Problem to work on => Print the line containing "Give me the" and each line after it to the end of the material below. Print nothing else.

The data =>
──────
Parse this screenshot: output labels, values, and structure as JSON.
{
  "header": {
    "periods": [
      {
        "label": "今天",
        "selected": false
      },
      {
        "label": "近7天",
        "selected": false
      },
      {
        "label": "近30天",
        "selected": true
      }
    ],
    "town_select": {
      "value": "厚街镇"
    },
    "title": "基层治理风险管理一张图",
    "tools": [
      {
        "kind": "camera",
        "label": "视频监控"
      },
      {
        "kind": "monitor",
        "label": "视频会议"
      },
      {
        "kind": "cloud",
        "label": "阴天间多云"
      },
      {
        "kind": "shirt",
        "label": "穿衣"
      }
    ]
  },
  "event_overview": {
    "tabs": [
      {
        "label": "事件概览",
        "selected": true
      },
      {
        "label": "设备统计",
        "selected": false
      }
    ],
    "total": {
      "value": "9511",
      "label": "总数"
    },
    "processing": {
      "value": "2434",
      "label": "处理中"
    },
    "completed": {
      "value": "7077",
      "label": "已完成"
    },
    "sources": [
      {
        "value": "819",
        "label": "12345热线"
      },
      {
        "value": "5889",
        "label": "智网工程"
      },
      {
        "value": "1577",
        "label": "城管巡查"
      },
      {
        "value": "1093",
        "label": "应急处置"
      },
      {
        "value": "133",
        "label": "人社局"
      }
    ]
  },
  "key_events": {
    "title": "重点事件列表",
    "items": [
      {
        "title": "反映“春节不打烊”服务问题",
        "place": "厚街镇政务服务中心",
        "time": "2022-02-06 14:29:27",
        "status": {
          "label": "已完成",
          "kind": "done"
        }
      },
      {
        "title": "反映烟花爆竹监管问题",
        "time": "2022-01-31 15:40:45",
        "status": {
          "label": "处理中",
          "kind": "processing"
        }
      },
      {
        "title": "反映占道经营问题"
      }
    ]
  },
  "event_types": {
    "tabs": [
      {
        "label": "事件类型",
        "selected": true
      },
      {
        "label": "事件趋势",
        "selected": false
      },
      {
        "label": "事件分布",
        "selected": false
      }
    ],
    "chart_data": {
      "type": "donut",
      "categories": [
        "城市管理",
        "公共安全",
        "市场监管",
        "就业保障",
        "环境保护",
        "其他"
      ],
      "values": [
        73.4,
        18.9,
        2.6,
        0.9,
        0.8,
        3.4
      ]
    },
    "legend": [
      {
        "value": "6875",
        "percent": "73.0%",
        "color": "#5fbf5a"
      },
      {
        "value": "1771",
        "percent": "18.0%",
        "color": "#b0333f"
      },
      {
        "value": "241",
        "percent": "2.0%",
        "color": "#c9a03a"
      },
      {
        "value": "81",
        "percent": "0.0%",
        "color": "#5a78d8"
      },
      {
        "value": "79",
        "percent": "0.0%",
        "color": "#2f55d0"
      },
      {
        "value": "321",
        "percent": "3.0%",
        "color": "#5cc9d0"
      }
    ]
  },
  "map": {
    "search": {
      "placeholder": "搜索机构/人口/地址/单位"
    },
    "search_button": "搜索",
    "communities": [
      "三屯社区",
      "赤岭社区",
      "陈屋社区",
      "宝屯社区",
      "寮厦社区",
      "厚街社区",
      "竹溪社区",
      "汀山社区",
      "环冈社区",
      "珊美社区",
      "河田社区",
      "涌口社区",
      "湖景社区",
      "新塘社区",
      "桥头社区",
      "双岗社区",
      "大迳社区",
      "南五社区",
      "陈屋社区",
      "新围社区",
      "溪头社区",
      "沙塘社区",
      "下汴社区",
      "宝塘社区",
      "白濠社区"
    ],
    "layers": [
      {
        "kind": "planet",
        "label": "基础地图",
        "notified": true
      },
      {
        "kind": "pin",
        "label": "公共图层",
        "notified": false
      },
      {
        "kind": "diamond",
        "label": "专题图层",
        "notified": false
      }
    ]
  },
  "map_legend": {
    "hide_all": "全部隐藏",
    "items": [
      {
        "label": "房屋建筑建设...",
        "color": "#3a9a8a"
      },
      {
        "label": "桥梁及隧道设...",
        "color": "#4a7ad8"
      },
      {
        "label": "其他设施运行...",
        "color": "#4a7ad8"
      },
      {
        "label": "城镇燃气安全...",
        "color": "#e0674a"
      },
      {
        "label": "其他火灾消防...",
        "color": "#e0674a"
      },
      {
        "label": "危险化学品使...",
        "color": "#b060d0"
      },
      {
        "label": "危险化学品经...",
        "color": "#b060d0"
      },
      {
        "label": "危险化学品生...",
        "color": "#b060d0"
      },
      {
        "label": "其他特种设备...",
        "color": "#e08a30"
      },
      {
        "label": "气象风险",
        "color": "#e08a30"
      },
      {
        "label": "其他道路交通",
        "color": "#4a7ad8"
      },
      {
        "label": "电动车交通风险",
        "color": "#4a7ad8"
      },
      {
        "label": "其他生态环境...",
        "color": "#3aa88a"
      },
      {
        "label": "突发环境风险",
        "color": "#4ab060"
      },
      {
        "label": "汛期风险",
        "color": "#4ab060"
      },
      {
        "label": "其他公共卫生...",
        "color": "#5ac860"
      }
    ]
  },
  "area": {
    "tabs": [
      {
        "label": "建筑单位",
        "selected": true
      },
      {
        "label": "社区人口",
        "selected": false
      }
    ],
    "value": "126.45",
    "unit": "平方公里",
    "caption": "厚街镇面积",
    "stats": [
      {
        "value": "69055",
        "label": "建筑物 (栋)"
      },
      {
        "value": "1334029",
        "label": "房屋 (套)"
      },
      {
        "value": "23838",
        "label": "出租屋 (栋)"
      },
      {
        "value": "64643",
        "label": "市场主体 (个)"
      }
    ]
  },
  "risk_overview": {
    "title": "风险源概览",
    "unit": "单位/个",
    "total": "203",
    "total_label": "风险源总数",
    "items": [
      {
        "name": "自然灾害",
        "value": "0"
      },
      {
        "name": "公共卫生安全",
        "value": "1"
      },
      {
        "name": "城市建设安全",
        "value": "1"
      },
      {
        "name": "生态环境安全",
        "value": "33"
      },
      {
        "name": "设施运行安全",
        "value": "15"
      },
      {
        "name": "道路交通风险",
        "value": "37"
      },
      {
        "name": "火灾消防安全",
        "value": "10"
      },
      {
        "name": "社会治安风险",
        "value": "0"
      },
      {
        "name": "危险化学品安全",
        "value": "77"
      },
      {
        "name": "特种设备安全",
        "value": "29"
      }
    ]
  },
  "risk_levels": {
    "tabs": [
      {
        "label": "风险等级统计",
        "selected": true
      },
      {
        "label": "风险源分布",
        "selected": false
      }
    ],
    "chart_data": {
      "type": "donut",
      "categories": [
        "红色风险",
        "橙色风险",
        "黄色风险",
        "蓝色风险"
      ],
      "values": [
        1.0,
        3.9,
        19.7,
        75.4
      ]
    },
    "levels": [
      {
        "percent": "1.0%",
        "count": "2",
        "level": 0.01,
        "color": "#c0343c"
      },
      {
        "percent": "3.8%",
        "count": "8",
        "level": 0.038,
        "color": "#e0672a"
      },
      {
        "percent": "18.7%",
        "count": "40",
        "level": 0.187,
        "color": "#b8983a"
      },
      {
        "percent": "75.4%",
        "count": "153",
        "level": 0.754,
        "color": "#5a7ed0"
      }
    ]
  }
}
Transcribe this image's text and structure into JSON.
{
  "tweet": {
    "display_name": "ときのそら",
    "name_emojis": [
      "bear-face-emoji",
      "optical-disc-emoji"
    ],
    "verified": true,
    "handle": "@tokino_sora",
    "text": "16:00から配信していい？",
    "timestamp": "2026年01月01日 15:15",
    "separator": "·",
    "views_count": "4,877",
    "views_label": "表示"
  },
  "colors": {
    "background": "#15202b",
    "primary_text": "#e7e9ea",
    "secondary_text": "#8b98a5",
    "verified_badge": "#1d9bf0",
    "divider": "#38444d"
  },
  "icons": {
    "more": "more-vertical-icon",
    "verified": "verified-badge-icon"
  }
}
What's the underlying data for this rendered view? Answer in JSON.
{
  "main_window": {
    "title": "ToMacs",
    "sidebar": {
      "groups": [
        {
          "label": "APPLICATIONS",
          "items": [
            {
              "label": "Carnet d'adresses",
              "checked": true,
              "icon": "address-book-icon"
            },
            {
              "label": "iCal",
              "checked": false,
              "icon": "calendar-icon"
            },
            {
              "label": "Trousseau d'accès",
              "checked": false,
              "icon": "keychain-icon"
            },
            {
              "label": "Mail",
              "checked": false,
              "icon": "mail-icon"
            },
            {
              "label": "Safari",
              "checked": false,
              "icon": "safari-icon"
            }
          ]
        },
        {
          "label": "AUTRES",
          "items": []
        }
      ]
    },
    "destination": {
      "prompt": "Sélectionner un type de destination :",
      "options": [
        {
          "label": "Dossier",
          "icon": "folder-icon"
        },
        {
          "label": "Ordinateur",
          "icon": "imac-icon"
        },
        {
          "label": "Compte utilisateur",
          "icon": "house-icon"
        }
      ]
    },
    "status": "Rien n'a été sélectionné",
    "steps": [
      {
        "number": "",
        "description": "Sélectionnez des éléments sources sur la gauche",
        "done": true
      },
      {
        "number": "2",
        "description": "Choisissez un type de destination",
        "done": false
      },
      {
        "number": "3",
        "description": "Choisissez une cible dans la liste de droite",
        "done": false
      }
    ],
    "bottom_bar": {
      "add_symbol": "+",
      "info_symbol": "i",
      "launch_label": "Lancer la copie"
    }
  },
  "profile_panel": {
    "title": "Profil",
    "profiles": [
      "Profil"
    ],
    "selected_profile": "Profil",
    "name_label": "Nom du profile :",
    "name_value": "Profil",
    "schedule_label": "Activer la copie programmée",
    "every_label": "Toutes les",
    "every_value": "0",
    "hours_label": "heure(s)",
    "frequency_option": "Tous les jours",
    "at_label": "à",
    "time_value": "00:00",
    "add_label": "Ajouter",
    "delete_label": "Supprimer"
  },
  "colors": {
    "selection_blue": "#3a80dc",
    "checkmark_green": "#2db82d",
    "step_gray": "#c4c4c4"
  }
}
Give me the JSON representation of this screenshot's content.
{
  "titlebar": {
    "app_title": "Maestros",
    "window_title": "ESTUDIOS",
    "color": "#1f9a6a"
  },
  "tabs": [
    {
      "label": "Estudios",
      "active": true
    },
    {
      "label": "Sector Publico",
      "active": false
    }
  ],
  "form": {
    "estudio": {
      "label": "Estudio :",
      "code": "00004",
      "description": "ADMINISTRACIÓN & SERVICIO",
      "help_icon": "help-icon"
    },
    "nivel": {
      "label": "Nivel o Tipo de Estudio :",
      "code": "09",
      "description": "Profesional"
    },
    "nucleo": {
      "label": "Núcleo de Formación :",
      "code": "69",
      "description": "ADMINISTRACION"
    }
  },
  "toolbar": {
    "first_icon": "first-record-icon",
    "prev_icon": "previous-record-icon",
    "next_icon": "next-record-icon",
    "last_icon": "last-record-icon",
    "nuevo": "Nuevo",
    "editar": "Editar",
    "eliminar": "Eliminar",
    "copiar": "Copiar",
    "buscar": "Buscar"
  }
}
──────
Task result =>
Give me the JSON representation of this screenshot's content.
{
  "titlebar": {
    "app_title": "Maestros",
    "window_title": "ESTUDIOS",
    "color": "#1f9a6a"
  },
  "tabs": [
    {
      "label": "Estudios",
      "active": true
    },
    {
      "label": "Sector Publico",
      "active": false
    }
  ],
  "form": {
    "estudio": {
      "label": "Estudio :",
      "code": "00004",
      "description": "ADMINISTRACIÓN & SERVICIO",
      "help_icon": "help-icon"
    },
    "nivel": {
      "label": "Nivel o Tipo de Estudio :",
      "code": "09",
      "description": "Profesional"
    },
    "nucleo": {
      "label": "Núcleo de Formación :",
      "code": "69",
      "description": "ADMINISTRACION"
    }
  },
  "toolbar": {
    "first_icon": "first-record-icon",
    "prev_icon": "previous-record-icon",
    "next_icon": "next-record-icon",
    "last_icon": "last-record-icon",
    "nuevo": "Nuevo",
    "editar": "Editar",
    "eliminar": "Eliminar",
    "copiar": "Copiar",
    "buscar": "Buscar"
  }
}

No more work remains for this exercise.